Law Commons

Open Access. Powered by Scholars. Published by Universities.®

Series

2014

Journal Articles

University at Buffalo School of Law

Election law

Articles 1 - 2 of 2

Full-Text Articles in Law

Business Lobbying As An Informational Public Good: Can Tax Deductions For Lobbying Expenses Promote Transparency?, Michael Halberstam, Stuart G. Lazar Mar 2014

Business Lobbying As An Informational Public Good: Can Tax Deductions For Lobbying Expenses Promote Transparency?, Michael Halberstam, Stuart G. Lazar

Journal Articles

The view that “lobbying is essentially an informational activity” has persistently served the suggestion that lobbying provides a public good by educating legislators about policy and the consequences of legislation.

In this article, we link a proposed tax reform with a substantive disclosure requirement to promote the kind of “information subsidy” that serves the public interest, while mitigating – at least to some extent – the distortion that may result from the imbalance of financial resources on the business side and other institutional contraints identified in the literature. We argue that corporate lobbying should be encouraged – by allowing business to deduct lobbying ...

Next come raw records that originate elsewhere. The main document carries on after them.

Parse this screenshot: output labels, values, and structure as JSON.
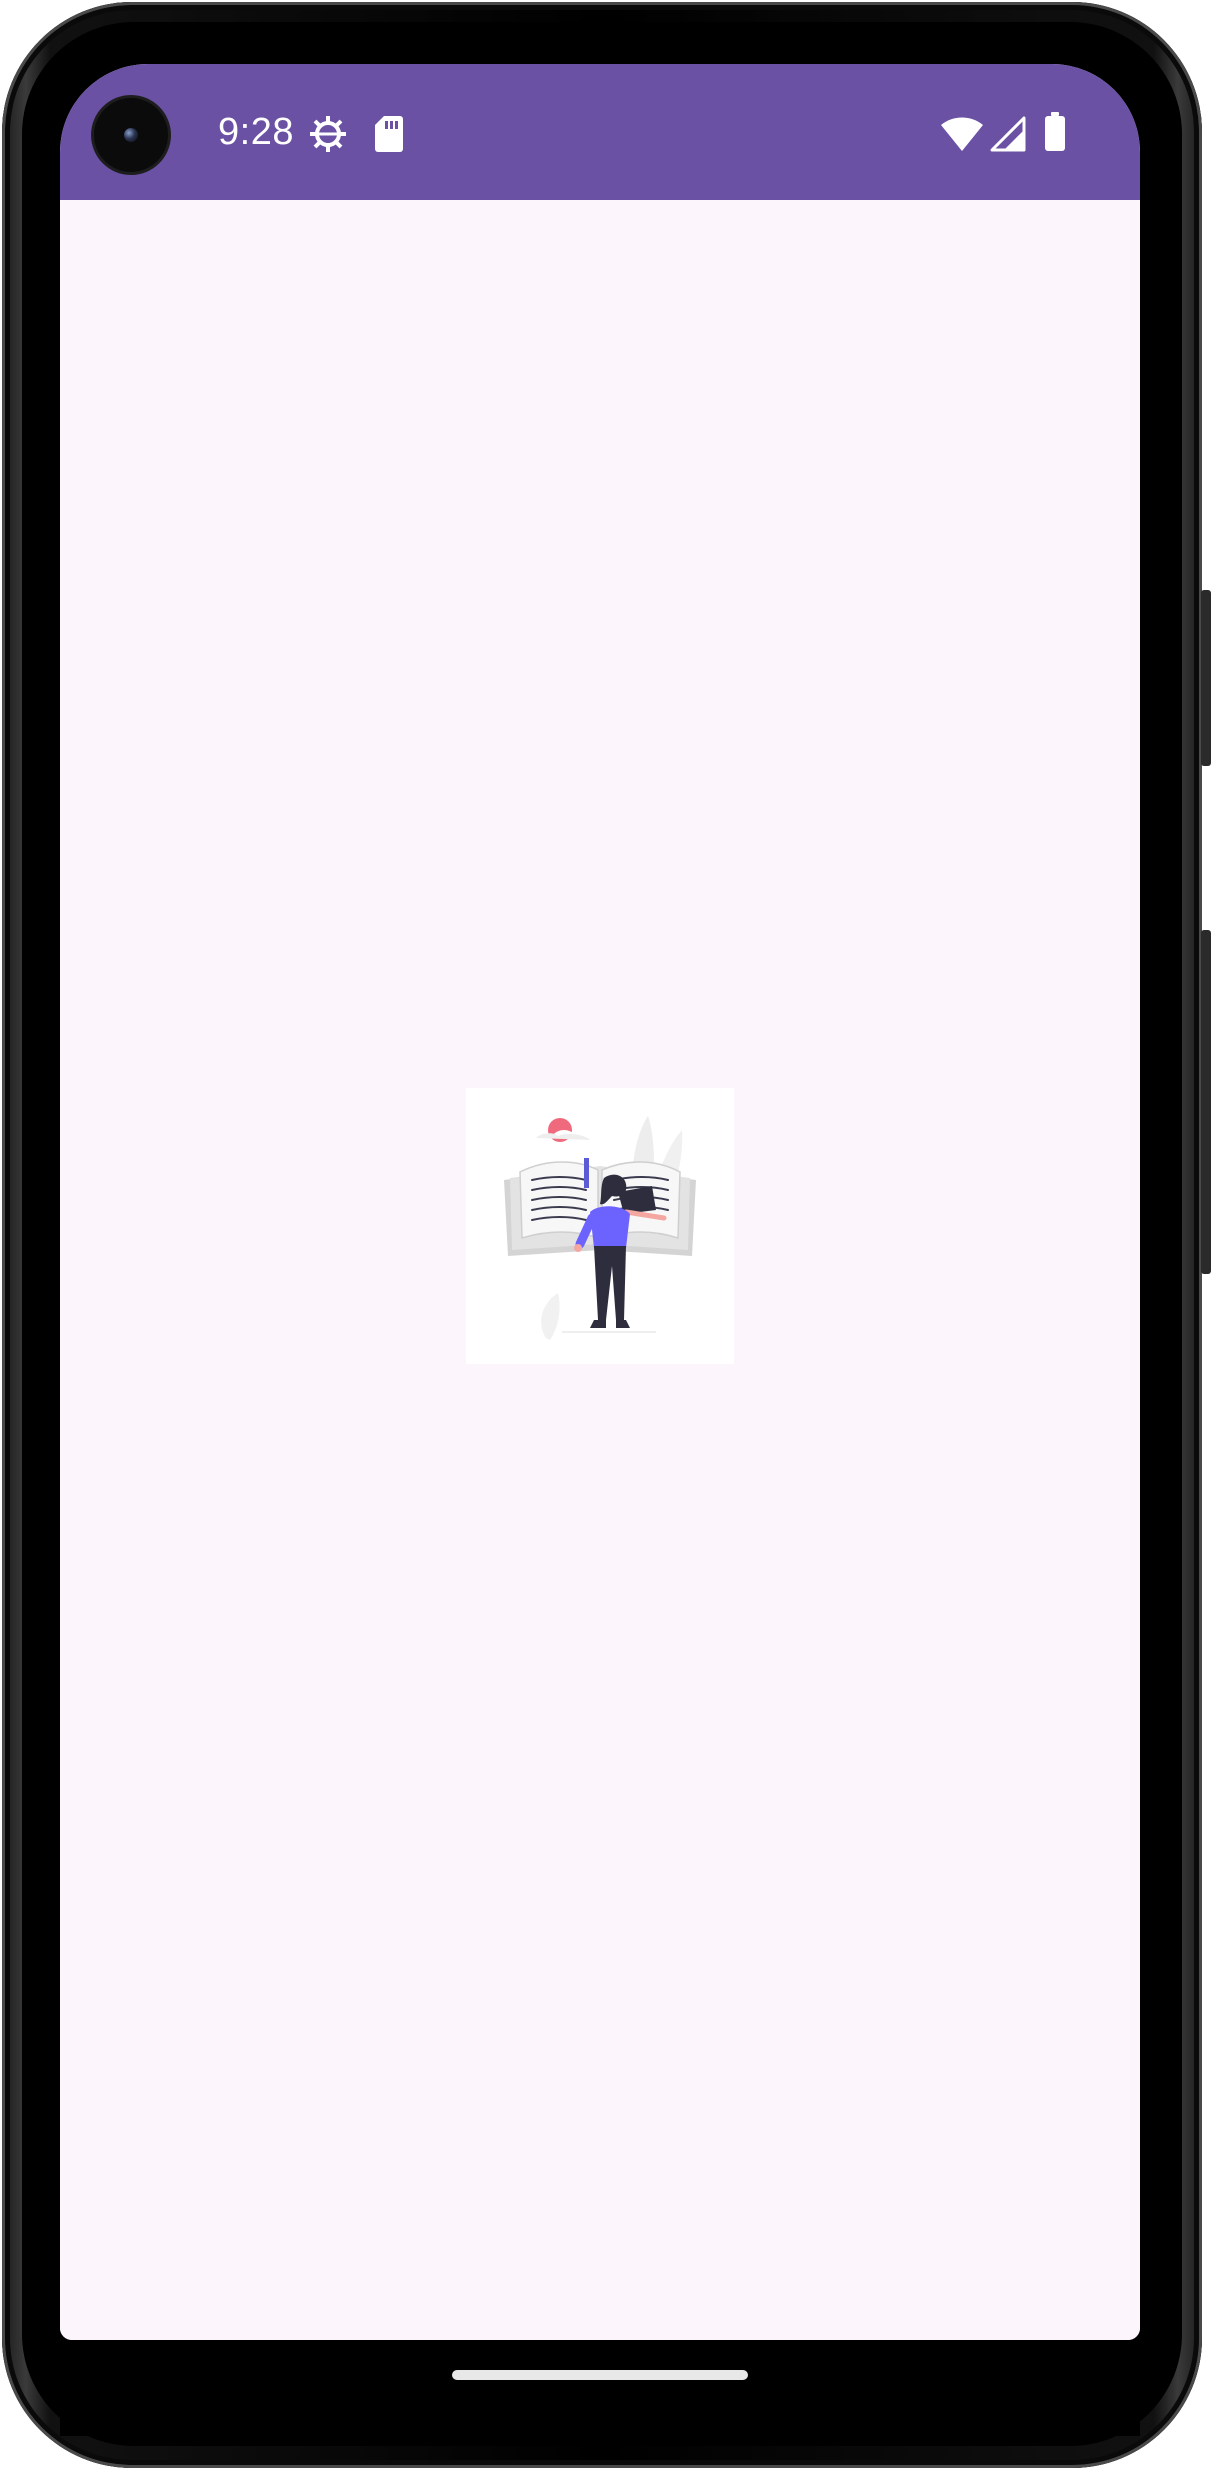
{
  "status_bar": {
    "time": "9:28",
    "left_icons": [
      "settings-gear-icon",
      "sd-card-icon"
    ],
    "right_icons": [
      "wifi-icon",
      "cellular-signal-icon",
      "battery-icon"
    ],
    "background_color": "#6a51a3"
  },
  "app": {
    "background_color": "#fcf5fc",
    "center_image": "book-reading-woman-illustration"
  },
  "navigation": {
    "gesture_handle": "home-handle"
  }
}
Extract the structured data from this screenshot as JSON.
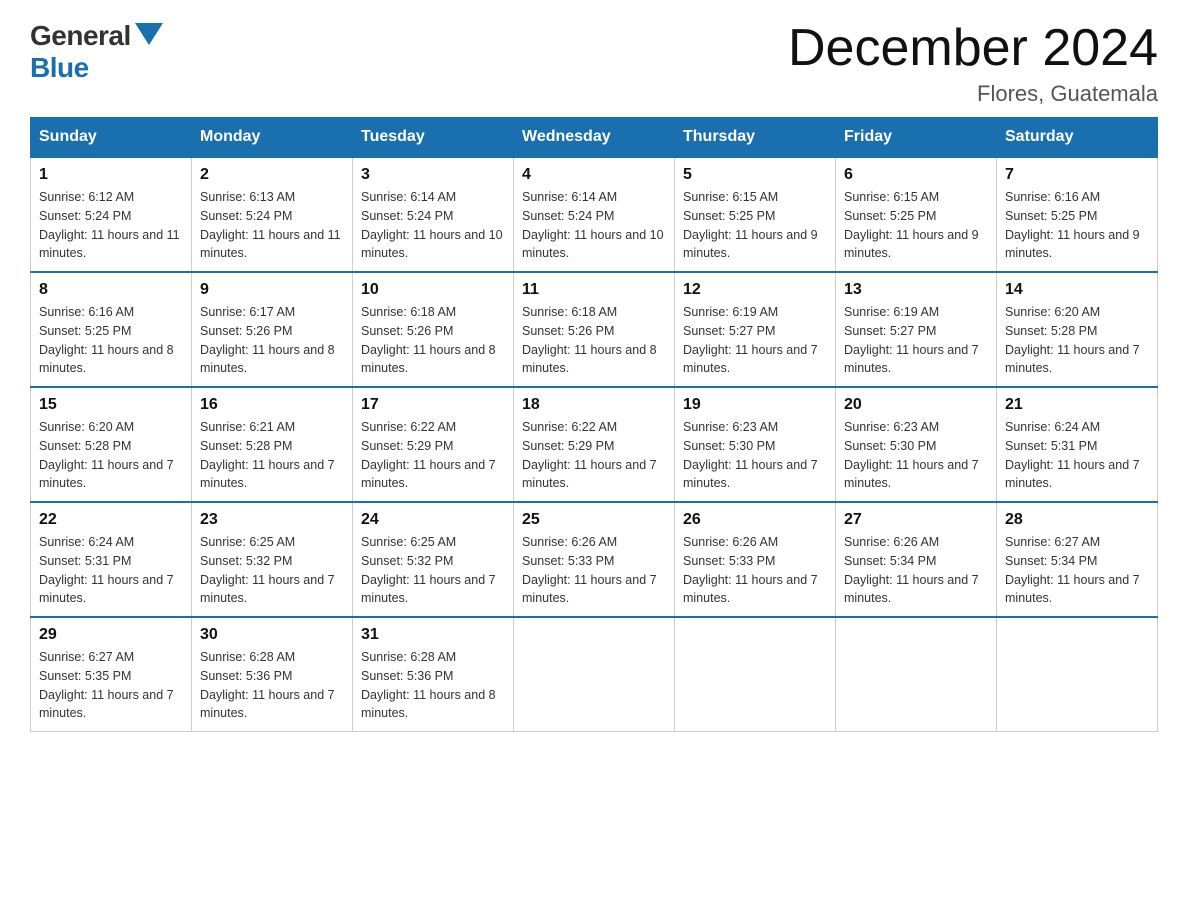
{
  "header": {
    "logo_general": "General",
    "logo_blue": "Blue",
    "month_year": "December 2024",
    "location": "Flores, Guatemala"
  },
  "weekdays": [
    "Sunday",
    "Monday",
    "Tuesday",
    "Wednesday",
    "Thursday",
    "Friday",
    "Saturday"
  ],
  "weeks": [
    [
      {
        "day": "1",
        "sunrise": "6:12 AM",
        "sunset": "5:24 PM",
        "daylight": "11 hours and 11 minutes."
      },
      {
        "day": "2",
        "sunrise": "6:13 AM",
        "sunset": "5:24 PM",
        "daylight": "11 hours and 11 minutes."
      },
      {
        "day": "3",
        "sunrise": "6:14 AM",
        "sunset": "5:24 PM",
        "daylight": "11 hours and 10 minutes."
      },
      {
        "day": "4",
        "sunrise": "6:14 AM",
        "sunset": "5:24 PM",
        "daylight": "11 hours and 10 minutes."
      },
      {
        "day": "5",
        "sunrise": "6:15 AM",
        "sunset": "5:25 PM",
        "daylight": "11 hours and 9 minutes."
      },
      {
        "day": "6",
        "sunrise": "6:15 AM",
        "sunset": "5:25 PM",
        "daylight": "11 hours and 9 minutes."
      },
      {
        "day": "7",
        "sunrise": "6:16 AM",
        "sunset": "5:25 PM",
        "daylight": "11 hours and 9 minutes."
      }
    ],
    [
      {
        "day": "8",
        "sunrise": "6:16 AM",
        "sunset": "5:25 PM",
        "daylight": "11 hours and 8 minutes."
      },
      {
        "day": "9",
        "sunrise": "6:17 AM",
        "sunset": "5:26 PM",
        "daylight": "11 hours and 8 minutes."
      },
      {
        "day": "10",
        "sunrise": "6:18 AM",
        "sunset": "5:26 PM",
        "daylight": "11 hours and 8 minutes."
      },
      {
        "day": "11",
        "sunrise": "6:18 AM",
        "sunset": "5:26 PM",
        "daylight": "11 hours and 8 minutes."
      },
      {
        "day": "12",
        "sunrise": "6:19 AM",
        "sunset": "5:27 PM",
        "daylight": "11 hours and 7 minutes."
      },
      {
        "day": "13",
        "sunrise": "6:19 AM",
        "sunset": "5:27 PM",
        "daylight": "11 hours and 7 minutes."
      },
      {
        "day": "14",
        "sunrise": "6:20 AM",
        "sunset": "5:28 PM",
        "daylight": "11 hours and 7 minutes."
      }
    ],
    [
      {
        "day": "15",
        "sunrise": "6:20 AM",
        "sunset": "5:28 PM",
        "daylight": "11 hours and 7 minutes."
      },
      {
        "day": "16",
        "sunrise": "6:21 AM",
        "sunset": "5:28 PM",
        "daylight": "11 hours and 7 minutes."
      },
      {
        "day": "17",
        "sunrise": "6:22 AM",
        "sunset": "5:29 PM",
        "daylight": "11 hours and 7 minutes."
      },
      {
        "day": "18",
        "sunrise": "6:22 AM",
        "sunset": "5:29 PM",
        "daylight": "11 hours and 7 minutes."
      },
      {
        "day": "19",
        "sunrise": "6:23 AM",
        "sunset": "5:30 PM",
        "daylight": "11 hours and 7 minutes."
      },
      {
        "day": "20",
        "sunrise": "6:23 AM",
        "sunset": "5:30 PM",
        "daylight": "11 hours and 7 minutes."
      },
      {
        "day": "21",
        "sunrise": "6:24 AM",
        "sunset": "5:31 PM",
        "daylight": "11 hours and 7 minutes."
      }
    ],
    [
      {
        "day": "22",
        "sunrise": "6:24 AM",
        "sunset": "5:31 PM",
        "daylight": "11 hours and 7 minutes."
      },
      {
        "day": "23",
        "sunrise": "6:25 AM",
        "sunset": "5:32 PM",
        "daylight": "11 hours and 7 minutes."
      },
      {
        "day": "24",
        "sunrise": "6:25 AM",
        "sunset": "5:32 PM",
        "daylight": "11 hours and 7 minutes."
      },
      {
        "day": "25",
        "sunrise": "6:26 AM",
        "sunset": "5:33 PM",
        "daylight": "11 hours and 7 minutes."
      },
      {
        "day": "26",
        "sunrise": "6:26 AM",
        "sunset": "5:33 PM",
        "daylight": "11 hours and 7 minutes."
      },
      {
        "day": "27",
        "sunrise": "6:26 AM",
        "sunset": "5:34 PM",
        "daylight": "11 hours and 7 minutes."
      },
      {
        "day": "28",
        "sunrise": "6:27 AM",
        "sunset": "5:34 PM",
        "daylight": "11 hours and 7 minutes."
      }
    ],
    [
      {
        "day": "29",
        "sunrise": "6:27 AM",
        "sunset": "5:35 PM",
        "daylight": "11 hours and 7 minutes."
      },
      {
        "day": "30",
        "sunrise": "6:28 AM",
        "sunset": "5:36 PM",
        "daylight": "11 hours and 7 minutes."
      },
      {
        "day": "31",
        "sunrise": "6:28 AM",
        "sunset": "5:36 PM",
        "daylight": "11 hours and 8 minutes."
      },
      null,
      null,
      null,
      null
    ]
  ]
}
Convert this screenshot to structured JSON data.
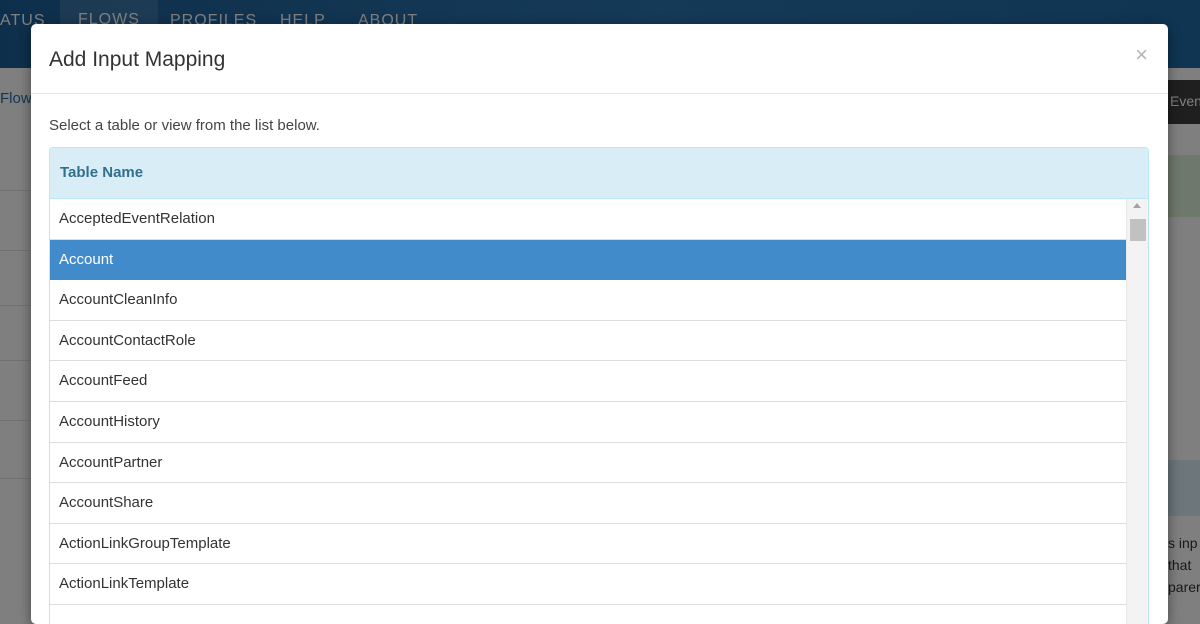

Partitioning And Rights: The Supreme Court’S Accidental Jurisprudence Of Democratic Process, James A. Gardner Jan 2014

Partitioning And Rights: The Supreme Court’S Accidental Jurisprudence Of Democratic Process, James A. Gardner

Journal Articles

In democracies that allocate to a court responsibility for interpreting and enforcing the constitutional ground rules of democratic politics, the sheer importance of the task would seem to oblige such courts to guide their rulings by developing an account of the nature and prominent features of the constitutional commitment to democracy. The U.S. Supreme Court, however, has from the beginning refused to develop a general account – a theory – of how the U.S. Constitution establishes and structures democratic politics. The Court’s diffidence left a vacuum at the heart of its constitutional jurisprudence of democratic process, and like most ...